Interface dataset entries
++++++++
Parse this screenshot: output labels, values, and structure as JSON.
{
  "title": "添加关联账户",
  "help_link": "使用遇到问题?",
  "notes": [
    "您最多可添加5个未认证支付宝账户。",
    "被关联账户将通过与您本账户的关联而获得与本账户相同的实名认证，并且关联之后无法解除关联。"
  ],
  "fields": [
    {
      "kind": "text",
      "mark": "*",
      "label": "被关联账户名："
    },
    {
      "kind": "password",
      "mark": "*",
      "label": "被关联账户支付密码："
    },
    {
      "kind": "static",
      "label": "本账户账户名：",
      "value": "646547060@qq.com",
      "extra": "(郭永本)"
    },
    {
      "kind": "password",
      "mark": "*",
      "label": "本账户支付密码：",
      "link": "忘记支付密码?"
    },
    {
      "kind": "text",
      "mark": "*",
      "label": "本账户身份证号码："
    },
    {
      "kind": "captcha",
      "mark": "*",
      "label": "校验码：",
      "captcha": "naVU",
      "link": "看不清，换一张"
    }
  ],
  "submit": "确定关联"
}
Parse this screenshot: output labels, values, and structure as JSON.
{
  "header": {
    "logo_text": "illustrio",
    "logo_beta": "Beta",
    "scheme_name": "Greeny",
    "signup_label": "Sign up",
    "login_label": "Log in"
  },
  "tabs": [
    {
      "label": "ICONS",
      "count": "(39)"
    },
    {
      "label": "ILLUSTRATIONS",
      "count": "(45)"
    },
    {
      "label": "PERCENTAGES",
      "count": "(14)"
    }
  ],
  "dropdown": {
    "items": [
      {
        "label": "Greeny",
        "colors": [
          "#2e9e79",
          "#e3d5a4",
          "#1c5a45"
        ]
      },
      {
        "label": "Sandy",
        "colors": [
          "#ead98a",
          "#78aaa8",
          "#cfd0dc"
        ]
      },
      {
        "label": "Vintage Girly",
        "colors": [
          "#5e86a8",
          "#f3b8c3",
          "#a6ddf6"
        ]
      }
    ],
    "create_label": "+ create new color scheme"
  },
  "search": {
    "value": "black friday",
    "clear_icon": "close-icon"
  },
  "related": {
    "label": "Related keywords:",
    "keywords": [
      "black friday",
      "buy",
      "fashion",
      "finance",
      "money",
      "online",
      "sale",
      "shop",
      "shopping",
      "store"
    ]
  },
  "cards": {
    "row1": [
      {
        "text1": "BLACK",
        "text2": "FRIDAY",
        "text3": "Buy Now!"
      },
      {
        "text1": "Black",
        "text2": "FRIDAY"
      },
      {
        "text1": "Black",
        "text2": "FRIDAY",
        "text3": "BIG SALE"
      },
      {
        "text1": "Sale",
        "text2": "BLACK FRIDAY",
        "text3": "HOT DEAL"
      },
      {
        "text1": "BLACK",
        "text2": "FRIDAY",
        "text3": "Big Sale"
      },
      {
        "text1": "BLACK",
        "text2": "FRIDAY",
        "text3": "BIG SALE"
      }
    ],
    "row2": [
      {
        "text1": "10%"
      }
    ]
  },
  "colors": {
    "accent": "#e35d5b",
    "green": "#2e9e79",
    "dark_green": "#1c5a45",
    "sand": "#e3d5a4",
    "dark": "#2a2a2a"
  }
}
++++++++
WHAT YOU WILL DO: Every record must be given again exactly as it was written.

ANSWER FOR THE TASK:
Parse this screenshot: output labels, values, and structure as JSON.
{
  "title": "添加关联账户",
  "help_link": "使用遇到问题?",
  "notes": [
    "您最多可添加5个未认证支付宝账户。",
    "被关联账户将通过与您本账户的关联而获得与本账户相同的实名认证，并且关联之后无法解除关联。"
  ],
  "fields": [
    {
      "kind": "text",
      "mark": "*",
      "label": "被关联账户名："
    },
    {
      "kind": "password",
      "mark": "*",
      "label": "被关联账户支付密码："
    },
    {
      "kind": "static",
      "label": "本账户账户名：",
      "value": "646547060@qq.com",
      "extra": "(郭永本)"
    },
    {
      "kind": "password",
      "mark": "*",
      "label": "本账户支付密码：",
      "link": "忘记支付密码?"
    },
    {
      "kind": "text",
      "mark": "*",
      "label": "本账户身份证号码："
    },
    {
      "kind": "captcha",
      "mark": "*",
      "label": "校验码：",
      "captcha": "naVU",
      "link": "看不清，换一张"
    }
  ],
  "submit": "确定关联"
}
Parse this screenshot: output labels, values, and structure as JSON.
{
  "header": {
    "logo_text": "illustrio",
    "logo_beta": "Beta",
    "scheme_name": "Greeny",
    "signup_label": "Sign up",
    "login_label": "Log in"
  },
  "tabs": [
    {
      "label": "ICONS",
      "count": "(39)"
    },
    {
      "label": "ILLUSTRATIONS",
      "count": "(45)"
    },
    {
      "label": "PERCENTAGES",
      "count": "(14)"
    }
  ],
  "dropdown": {
    "items": [
      {
        "label": "Greeny",
        "colors": [
          "#2e9e79",
          "#e3d5a4",
          "#1c5a45"
        ]
      },
      {
        "label": "Sandy",
        "colors": [
          "#ead98a",
          "#78aaa8",
          "#cfd0dc"
        ]
      },
      {
        "label": "Vintage Girly",
        "colors": [
          "#5e86a8",
          "#f3b8c3",
          "#a6ddf6"
        ]
      }
    ],
    "create_label": "+ create new color scheme"
  },
  "search": {
    "value": "black friday",
    "clear_icon": "close-icon"
  },
  "related": {
    "label": "Related keywords:",
    "keywords": [
      "black friday",
      "buy",
      "fashion",
      "finance",
      "money",
      "online",
      "sale",
      "shop",
      "shopping",
      "store"
    ]
  },
  "cards": {
    "row1": [
      {
        "text1": "BLACK",
        "text2": "FRIDAY",
        "text3": "Buy Now!"
      },
      {
        "text1": "Black",
        "text2": "FRIDAY"
      },
      {
        "text1": "Black",
        "text2": "FRIDAY",
        "text3": "BIG SALE"
      },
      {
        "text1": "Sale",
        "text2": "BLACK FRIDAY",
        "text3": "HOT DEAL"
      },
      {
        "text1": "BLACK",
        "text2": "FRIDAY",
        "text3": "Big Sale"
      },
      {
        "text1": "BLACK",
        "text2": "FRIDAY",
        "text3": "BIG SALE"
      }
    ],
    "row2": [
      {
        "text1": "10%"
      }
    ]
  },
  "colors": {
    "accent": "#e35d5b",
    "green": "#2e9e79",
    "dark_green": "#1c5a45",
    "sand": "#e3d5a4",
    "dark": "#2a2a2a"
  }
}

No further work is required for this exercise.